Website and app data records
====
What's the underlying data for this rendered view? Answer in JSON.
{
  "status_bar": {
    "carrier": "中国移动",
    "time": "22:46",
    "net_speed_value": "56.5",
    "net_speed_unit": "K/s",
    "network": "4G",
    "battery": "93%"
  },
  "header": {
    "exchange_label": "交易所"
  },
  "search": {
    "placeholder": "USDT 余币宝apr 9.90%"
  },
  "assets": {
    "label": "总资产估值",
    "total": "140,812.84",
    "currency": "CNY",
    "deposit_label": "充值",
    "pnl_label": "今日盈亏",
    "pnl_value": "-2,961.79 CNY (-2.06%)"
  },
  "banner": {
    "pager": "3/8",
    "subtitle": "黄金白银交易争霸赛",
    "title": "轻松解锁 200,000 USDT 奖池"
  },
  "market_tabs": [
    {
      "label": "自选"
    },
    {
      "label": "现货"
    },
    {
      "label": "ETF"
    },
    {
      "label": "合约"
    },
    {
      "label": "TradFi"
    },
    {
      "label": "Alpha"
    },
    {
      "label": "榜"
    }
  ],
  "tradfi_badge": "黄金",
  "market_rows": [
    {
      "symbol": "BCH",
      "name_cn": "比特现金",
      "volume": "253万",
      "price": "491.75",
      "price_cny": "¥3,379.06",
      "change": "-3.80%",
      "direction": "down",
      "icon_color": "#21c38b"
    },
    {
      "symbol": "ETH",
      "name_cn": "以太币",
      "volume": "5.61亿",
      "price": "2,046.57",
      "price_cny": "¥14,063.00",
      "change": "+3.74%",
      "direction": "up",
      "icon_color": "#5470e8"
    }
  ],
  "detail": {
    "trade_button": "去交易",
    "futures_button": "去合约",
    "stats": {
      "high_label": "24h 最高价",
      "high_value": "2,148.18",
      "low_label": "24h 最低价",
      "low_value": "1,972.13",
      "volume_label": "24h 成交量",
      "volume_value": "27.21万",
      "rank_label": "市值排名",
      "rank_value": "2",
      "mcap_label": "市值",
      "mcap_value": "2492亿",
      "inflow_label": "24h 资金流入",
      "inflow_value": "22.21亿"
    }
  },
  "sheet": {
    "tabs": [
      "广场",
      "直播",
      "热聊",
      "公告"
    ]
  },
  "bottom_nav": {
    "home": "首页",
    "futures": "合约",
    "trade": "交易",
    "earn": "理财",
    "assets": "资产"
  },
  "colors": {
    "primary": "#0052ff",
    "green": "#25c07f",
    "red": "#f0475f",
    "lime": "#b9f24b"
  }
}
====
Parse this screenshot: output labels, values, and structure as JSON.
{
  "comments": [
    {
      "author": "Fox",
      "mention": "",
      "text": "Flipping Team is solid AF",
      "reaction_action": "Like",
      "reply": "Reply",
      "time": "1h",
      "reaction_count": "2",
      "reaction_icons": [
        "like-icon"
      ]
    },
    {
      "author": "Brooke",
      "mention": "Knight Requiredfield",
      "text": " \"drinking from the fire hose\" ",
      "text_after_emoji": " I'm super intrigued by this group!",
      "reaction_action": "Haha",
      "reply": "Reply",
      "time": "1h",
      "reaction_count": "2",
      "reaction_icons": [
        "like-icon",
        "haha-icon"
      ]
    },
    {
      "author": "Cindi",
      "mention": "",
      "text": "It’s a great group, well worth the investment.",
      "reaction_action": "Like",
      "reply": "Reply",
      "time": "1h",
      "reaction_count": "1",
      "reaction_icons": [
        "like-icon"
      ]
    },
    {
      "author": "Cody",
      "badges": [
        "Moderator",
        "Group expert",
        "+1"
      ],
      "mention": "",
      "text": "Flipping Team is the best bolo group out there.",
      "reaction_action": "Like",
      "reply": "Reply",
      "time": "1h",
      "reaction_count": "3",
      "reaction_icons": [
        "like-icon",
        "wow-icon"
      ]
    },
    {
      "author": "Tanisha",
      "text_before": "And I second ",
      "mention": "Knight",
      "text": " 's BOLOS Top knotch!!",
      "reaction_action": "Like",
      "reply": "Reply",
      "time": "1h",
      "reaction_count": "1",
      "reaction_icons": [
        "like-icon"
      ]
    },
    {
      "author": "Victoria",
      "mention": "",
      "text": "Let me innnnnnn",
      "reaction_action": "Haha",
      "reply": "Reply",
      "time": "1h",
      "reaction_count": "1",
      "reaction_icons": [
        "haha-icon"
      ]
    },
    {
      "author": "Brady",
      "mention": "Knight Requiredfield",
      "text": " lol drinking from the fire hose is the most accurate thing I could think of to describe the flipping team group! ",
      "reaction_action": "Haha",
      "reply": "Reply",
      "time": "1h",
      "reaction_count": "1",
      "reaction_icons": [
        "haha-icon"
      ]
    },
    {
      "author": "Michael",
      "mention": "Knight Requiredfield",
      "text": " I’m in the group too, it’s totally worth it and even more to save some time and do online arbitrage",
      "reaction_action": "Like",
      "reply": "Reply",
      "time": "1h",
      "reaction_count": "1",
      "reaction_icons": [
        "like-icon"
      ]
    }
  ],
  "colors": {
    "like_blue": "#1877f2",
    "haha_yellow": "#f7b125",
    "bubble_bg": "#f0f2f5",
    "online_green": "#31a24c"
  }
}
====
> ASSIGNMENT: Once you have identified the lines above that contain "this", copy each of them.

> FINISHED TASK:
What's the underlying data for this rendered view? Answer in JSON.
Parse this screenshot: output labels, values, and structure as JSON.
      "text_after_emoji": " I'm super intrigued by this group!",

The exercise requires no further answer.